After having launched just over two years ago, Pinterest is increasingly becoming integrated into our social vocabulary. True, the demographic still skews older and female, and the launch might not have been as buzzed about as other social platforms such as Foursquare, but the growth rate and amount of time spent onsite is staggering. By now this isn’t a secret to consumers or brand advertisers, so why aren’t brands effectively leveraging Pinterest or incorporating the platform into their digital marketing strategy? In the 25 months since it’s inception, Pinterest has gone from generating 1% to 17% of social media revenue. This still pales in comparison to Facebook’s 82%, but it dwarfs Twitter’s 1% and if other social platforms have taught us anything, it will likely continue to grow at a rapid rate. This only further begs the question – “Where are all the brands?”
Currently the top brand on Pinterest is Perfect Palette, a wedding blog providing color palette recommendations for brides-to-be. Perfect Palette has almost 250,000 followers while the next brands are a distant second. Real Simple and HGTV have 100,000 and 50,000 brand followers respectively. This is a drop in the bucket when compared to the number of followers the top brands on Facebook had amassed after two years.
Take Procter and Gamble for example. With brands like Tide, Febreze, Pampers and Swiffer clearly targeting women as their core demographic, Pinterest presents the perfect platform through which to promote brand advocacy, grow affinity and inspire purchase. The potential to harness communal value, then using it to generate momentum behind a product is tremendous. Add to that, Facebook and Twitter integration points and you have the ability as a brand advertiser, to maximize impact and exposure across multiple social touchpoints.
Buyers referred from Pinterest are 10% more likely to buy something and spend 10% more on average than visitors who arrive from other social networks. Pinterest takes the best of Facebook and creates a simple amalgamation of social features. Sleek design and nice visuals coupled with brief captions, provide the ideal type of platform to host a variety of indirect advertising rarely used as effectively. To further validate this, a branded pin without price is twice as likely to be shared than the same pin with a price. Right now one of the most liked and re-pinnned items on Pinterest is a bra with iPhone pocket aptly named the Joey Bra. An end user on Pinterest can not only like or repin the bra, but they can also click-through to purchase on the brand’s site.

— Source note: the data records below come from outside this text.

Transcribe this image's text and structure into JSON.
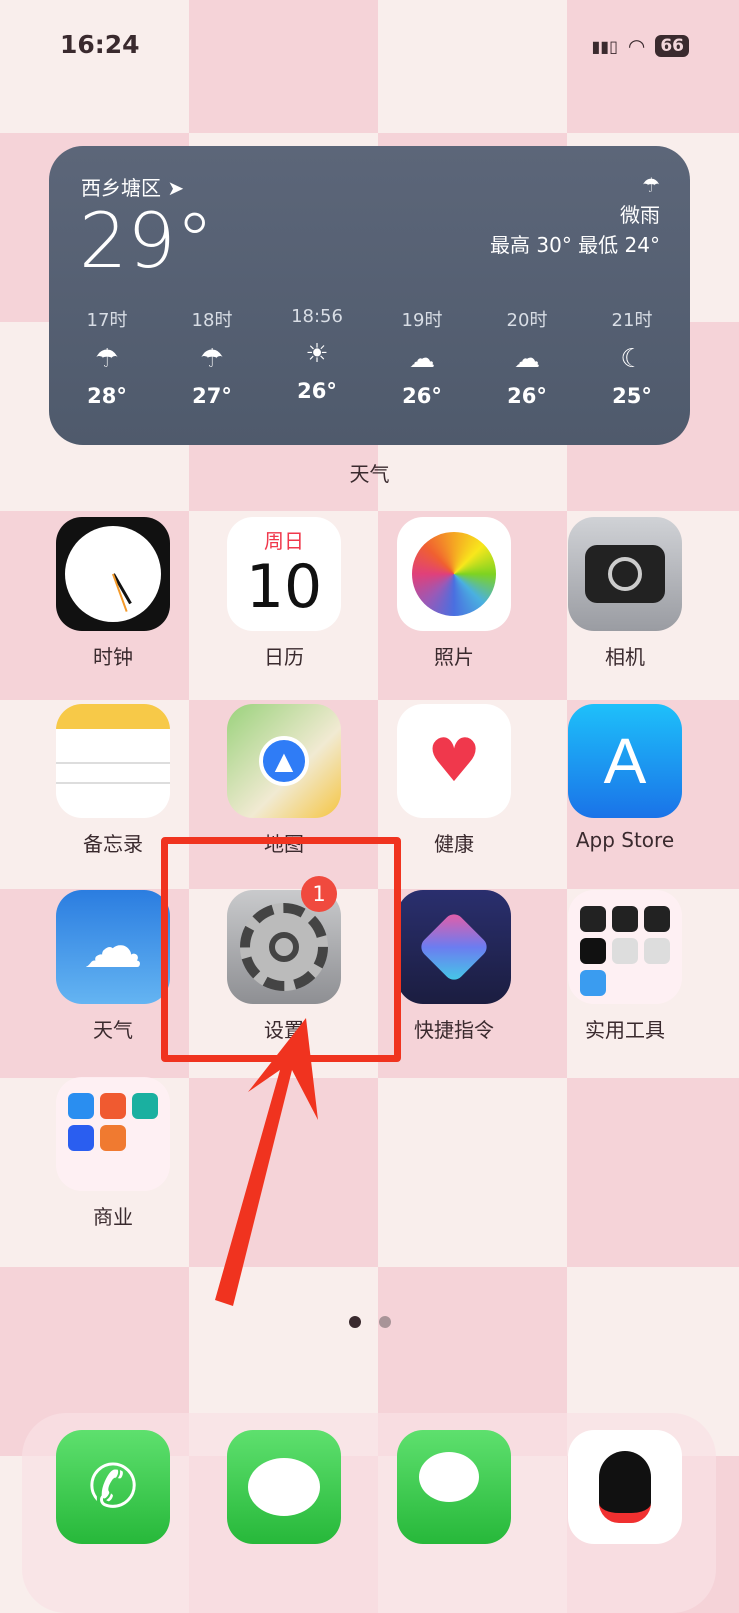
{
  "status": {
    "time": "16:24",
    "battery": "66",
    "icons": [
      "signal-icon",
      "wifi-icon",
      "battery-icon"
    ]
  },
  "weather_widget": {
    "location": "西乡塘区",
    "temperature": "29°",
    "condition": "微雨",
    "high_low": "最高 30° 最低 24°",
    "hours": [
      {
        "time": "17时",
        "icon": "rain-icon",
        "temp": "28°"
      },
      {
        "time": "18时",
        "icon": "rain-icon",
        "temp": "27°"
      },
      {
        "time": "18:56",
        "icon": "sunset-icon",
        "temp": "26°"
      },
      {
        "time": "19时",
        "icon": "cloud-icon",
        "temp": "26°"
      },
      {
        "time": "20时",
        "icon": "cloud-icon",
        "temp": "26°"
      },
      {
        "time": "21时",
        "icon": "cloud-moon-icon",
        "temp": "25°"
      }
    ],
    "label": "天气"
  },
  "apps": [
    {
      "label": "时钟",
      "name": "clock"
    },
    {
      "label": "日历",
      "name": "calendar",
      "weekday": "周日",
      "day": "10"
    },
    {
      "label": "照片",
      "name": "photos"
    },
    {
      "label": "相机",
      "name": "camera"
    },
    {
      "label": "备忘录",
      "name": "notes"
    },
    {
      "label": "地图",
      "name": "maps"
    },
    {
      "label": "健康",
      "name": "health"
    },
    {
      "label": "App Store",
      "name": "app-store"
    },
    {
      "label": "天气",
      "name": "weather"
    },
    {
      "label": "设置",
      "name": "settings",
      "badge": "1"
    },
    {
      "label": "快捷指令",
      "name": "shortcuts"
    },
    {
      "label": "实用工具",
      "name": "utilities-folder"
    },
    {
      "label": "商业",
      "name": "business-folder"
    }
  ],
  "dock": [
    {
      "name": "phone"
    },
    {
      "name": "messages"
    },
    {
      "name": "wechat"
    },
    {
      "name": "qq"
    }
  ],
  "annotation": {
    "color": "#f0331f"
  },
  "page_indicator": {
    "pages": 2,
    "current": 1
  }
}
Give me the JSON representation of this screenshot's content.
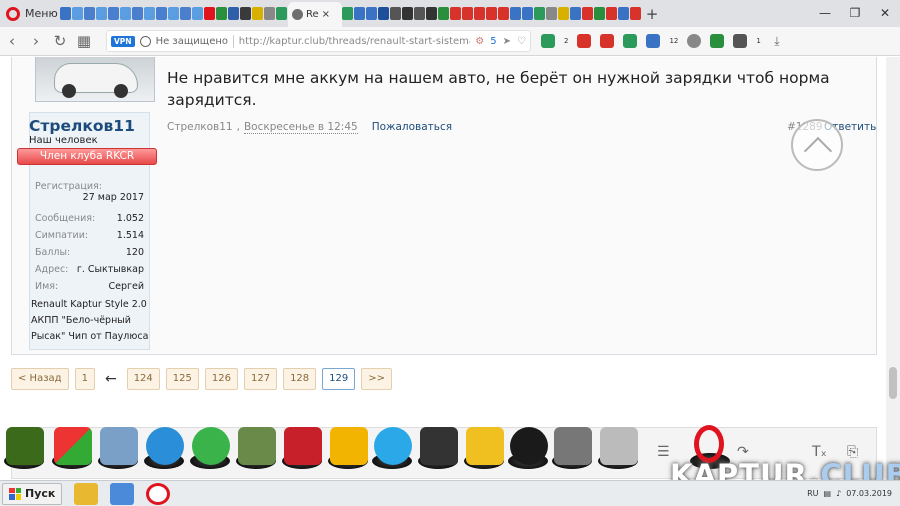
{
  "browser": {
    "menu_label": "Меню",
    "active_tab_label": "Re",
    "tab_close": "×",
    "new_tab": "+",
    "window_controls": [
      "—",
      "❐",
      "✕"
    ],
    "address": {
      "vpn_badge": "VPN",
      "security_text": "Не защищено",
      "url": "http://kaptur.club/threads/renault-start-sistema-distancionno",
      "badge_count": "5"
    },
    "extension_badges": [
      "2",
      "12",
      "1"
    ]
  },
  "post": {
    "message": "Не нравится мне аккум на нашем авто, не берёт он нужной зарядки чтоб норма зарядится.",
    "author": "Стрелков11",
    "date": "Воскресенье в 12:45",
    "report_label": "Пожаловаться",
    "post_number": "#1289",
    "reply_label": "Ответить"
  },
  "user": {
    "name": "Стрелков11",
    "title": "Наш человек",
    "badge": "Член клуба RKCR",
    "fields": [
      {
        "label": "Регистрация:",
        "value": "27 мар 2017"
      },
      {
        "label": "Сообщения:",
        "value": "1.052"
      },
      {
        "label": "Симпатии:",
        "value": "1.514"
      },
      {
        "label": "Баллы:",
        "value": "120"
      },
      {
        "label": "Адрес:",
        "value": "г. Сыктывкар"
      },
      {
        "label": "Имя:",
        "value": "Сергей"
      }
    ],
    "signature": "Renault Kaptur Style 2.0 АКПП \"Бело-чёрный Рысак\" Чип от Паулюса"
  },
  "pagination": {
    "prev": "< Назад",
    "first": "1",
    "gap": "←",
    "pages": [
      "124",
      "125",
      "126",
      "127",
      "128",
      "129"
    ],
    "current": "129",
    "next": ">>"
  },
  "watermark": {
    "kaptur": "KAPTUR.",
    "club": "CLUB"
  },
  "taskbar": {
    "start_label": "Пуск",
    "lang": "RU",
    "date": "07.03.2019"
  },
  "colors": {
    "link": "#1d4c7c",
    "badge_red": "#e84a4a",
    "opera_red": "#e0141e",
    "vpn_blue": "#1e74d8"
  }
}
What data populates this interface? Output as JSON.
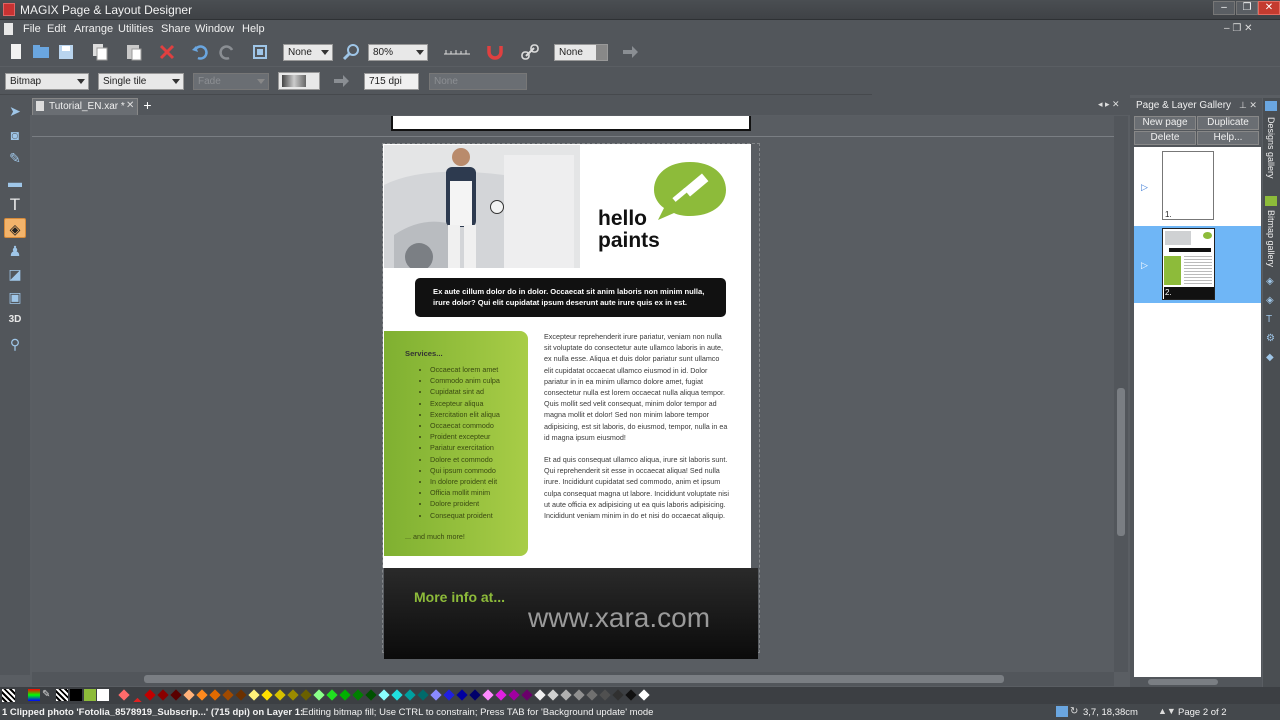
{
  "window": {
    "title": "MAGIX Page & Layout Designer"
  },
  "menu": [
    "File",
    "Edit",
    "Arrange",
    "Utilities",
    "Share",
    "Window",
    "Help"
  ],
  "toolbar": {
    "feather_value": "None",
    "zoom_value": "80%",
    "transparency_value": "None"
  },
  "fillbar": {
    "fill_type": "Bitmap",
    "tiling": "Single tile",
    "effect": "Fade",
    "dpi": "715 dpi",
    "none_field": "None"
  },
  "tab": {
    "label": "Tutorial_EN.xar *"
  },
  "gallery": {
    "title": "Page & Layer Gallery",
    "buttons": [
      "New page",
      "Duplicate",
      "Delete",
      "Help..."
    ],
    "pages": [
      "1.",
      "2."
    ]
  },
  "side_tabs": [
    "Designs gallery",
    "Bitmap gallery"
  ],
  "document": {
    "headline1": "hello",
    "headline2": "paints",
    "banner": "Ex aute cillum dolor do in dolor. Occaecat sit anim laboris non minim nulla, irure dolor? Qui elit cupidatat ipsum deserunt aute irure quis ex in est.",
    "services_title": "Services...",
    "services": [
      "Occaecat lorem amet",
      "Commodo anim culpa",
      "Cupidatat sint ad",
      "Excepteur aliqua",
      "Exercitation elit aliqua",
      "Occaecat commodo",
      "Proident excepteur",
      "Pariatur exercitation",
      "Dolore et commodo",
      "Qui ipsum commodo",
      "In dolore proident elit",
      "Officia mollit minim",
      "Dolore proident",
      "Consequat proident"
    ],
    "services_more": "... and much more!",
    "para1": "Excepteur reprehenderit irure pariatur, veniam non nulla sit voluptate do consectetur aute ullamco laboris in aute, ex nulla esse. Aliqua et duis dolor pariatur sunt ullamco elit cupidatat occaecat ullamco eiusmod in id. Dolor pariatur in in ea minim ullamco dolore amet, fugiat consectetur nulla est lorem occaecat nulla aliqua tempor. Quis mollit sed velit consequat, minim dolor tempor ad magna mollit et dolor! Sed non minim labore tempor adipisicing, est sit laboris, do eiusmod, tempor, nulla in ea id magna ipsum eiusmod!",
    "para2": "Et ad quis consequat ullamco aliqua, irure sit laboris sunt. Qui reprehenderit sit esse in occaecat aliqua! Sed nulla irure. Incididunt cupidatat sed commodo, anim et ipsum culpa consequat magna ut labore. Incididunt voluptate nisi ut aute officia ex adipisicing ut ea quis laboris adipisicing. Incididunt veniam minim in do et nisi do occaecat aliquip.",
    "more_info": "More info at...",
    "url": "www.xara.com"
  },
  "status": {
    "message": "1 Clipped photo 'Fotolia_8578919_Subscrip...' (715 dpi) on Layer 1:",
    "hint": "Editing bitmap fill; Use CTRL to constrain; Press TAB for 'Background update' mode",
    "coords": "3,7, 18,38cm",
    "page": "Page 2 of 2"
  },
  "colors": {
    "accent_green": "#8dbb3a",
    "page_bg": "#ffffff",
    "ui_bg": "#52565b"
  }
}
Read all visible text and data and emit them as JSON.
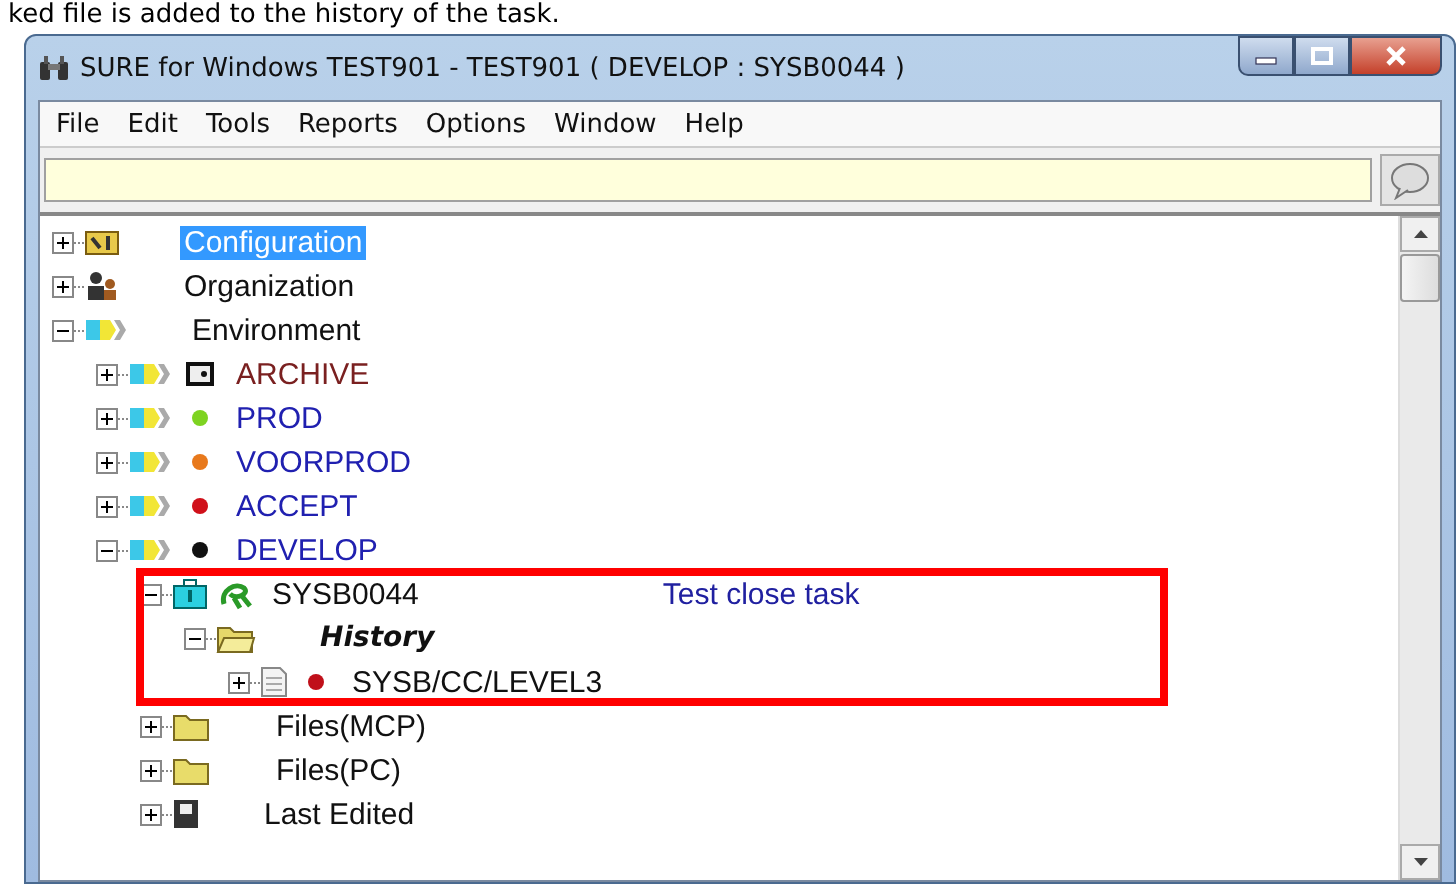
{
  "caption": "ked file is added to the history of the task.",
  "window": {
    "title": "SURE for Windows TEST901 - TEST901 ( DEVELOP : SYSB0044 )"
  },
  "menu": [
    "File",
    "Edit",
    "Tools",
    "Reports",
    "Options",
    "Window",
    "Help"
  ],
  "tree": [
    {
      "label": "Configuration",
      "kind": "config",
      "expanded": false,
      "selected": true
    },
    {
      "label": "Organization",
      "kind": "org",
      "expanded": false,
      "selected": false
    },
    {
      "label": "Environment",
      "kind": "env-group",
      "expanded": true,
      "selected": false,
      "children": [
        {
          "label": "ARCHIVE",
          "kind": "archive",
          "expanded": false,
          "selected": false
        },
        {
          "label": "PROD",
          "kind": "env",
          "color": "#7ed321",
          "expanded": false,
          "selected": false
        },
        {
          "label": "VOORPROD",
          "kind": "env",
          "color": "#e8791c",
          "expanded": false,
          "selected": false
        },
        {
          "label": "ACCEPT",
          "kind": "env",
          "color": "#d0101a",
          "expanded": false,
          "selected": false
        },
        {
          "label": "DEVELOP",
          "kind": "env",
          "color": "#111111",
          "expanded": true,
          "selected": false,
          "children": [
            {
              "label": "SYSB0044",
              "kind": "task",
              "description": "Test close task",
              "expanded": true,
              "selected": false,
              "children": [
                {
                  "label": "History",
                  "kind": "history",
                  "expanded": true,
                  "selected": false,
                  "children": [
                    {
                      "label": "SYSB/CC/LEVEL3",
                      "kind": "file",
                      "color": "#c0101a",
                      "expanded": false,
                      "selected": false
                    }
                  ]
                }
              ]
            },
            {
              "label": "Files(MCP)",
              "kind": "folder",
              "expanded": false,
              "selected": false
            },
            {
              "label": "Files(PC)",
              "kind": "folder",
              "expanded": false,
              "selected": false
            },
            {
              "label": "Last Edited",
              "kind": "last",
              "expanded": false,
              "selected": false
            }
          ]
        }
      ]
    }
  ]
}
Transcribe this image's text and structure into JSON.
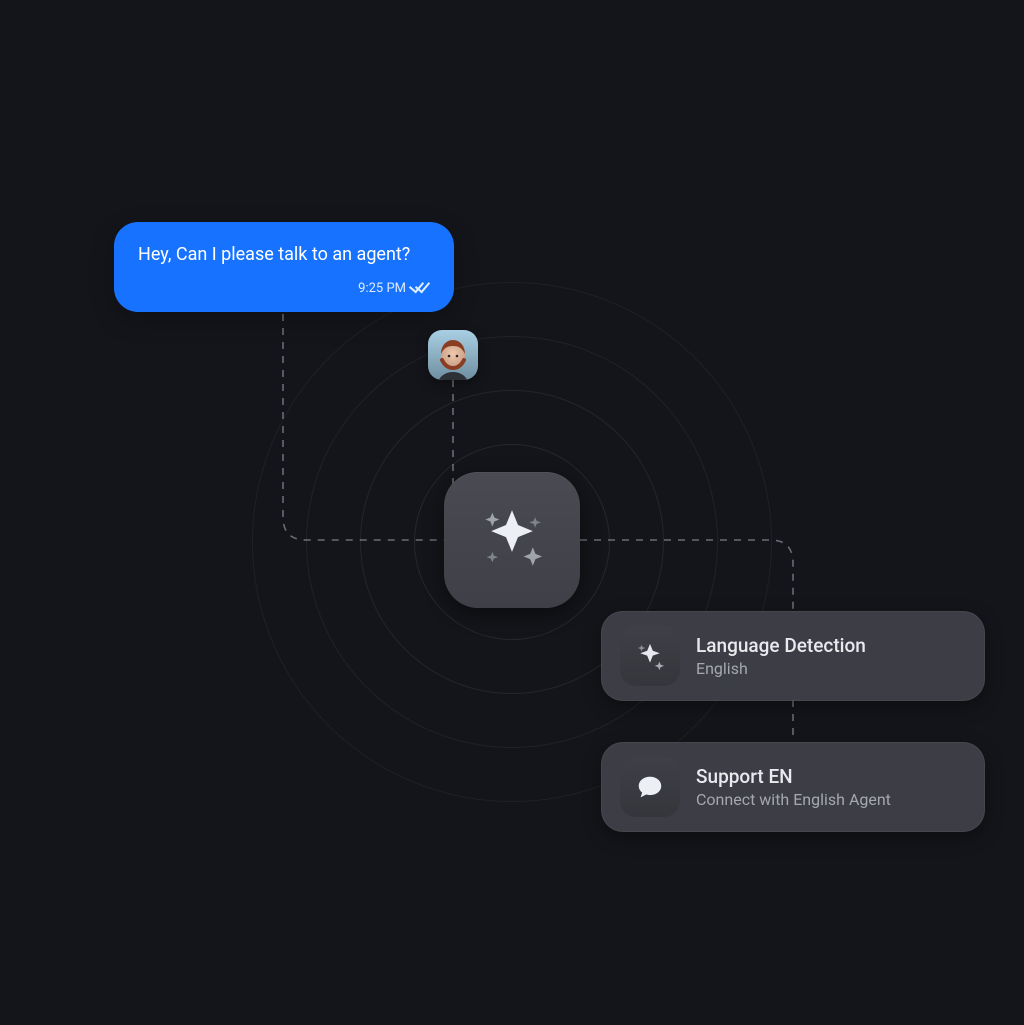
{
  "chat": {
    "message": "Hey, Can I please talk to an agent?",
    "timestamp": "9:25 PM"
  },
  "participant": {
    "avatar_desc": "user-photo"
  },
  "ai_core": {
    "icon": "sparkles-icon"
  },
  "steps": [
    {
      "icon": "sparkles-icon",
      "title": "Language Detection",
      "subtitle": "English"
    },
    {
      "icon": "chat-bubble-icon",
      "title": "Support EN",
      "subtitle": "Connect with English Agent"
    }
  ],
  "colors": {
    "background": "#14151a",
    "accent": "#1773ff",
    "text_primary": "#e9eaee",
    "text_secondary": "#a5a8b0"
  }
}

It’s only a matter of time before an influx of brands bombard Pinterest, similar to the way they did Facebook. With that in mind, it’s prime time for marketers to capitalize on the lack of clutter. A smart brand would make Pinterest a key component in its social strategy. A highly visual integrated campaign, leveraging the connectivity with Facebook and Twitter to share out content from Pinterest and then link back to it, would be ideal. The way Pinterest lends itself to recommendations and the ease at which those recommendations can be shared while closing the loop to purchase, is an example of the functionality and UI so many other platforms are trying to create or evolve to. That said, at least for now we can appreciate Pinterest for what it is, while at the same time, preparing for what’s to come.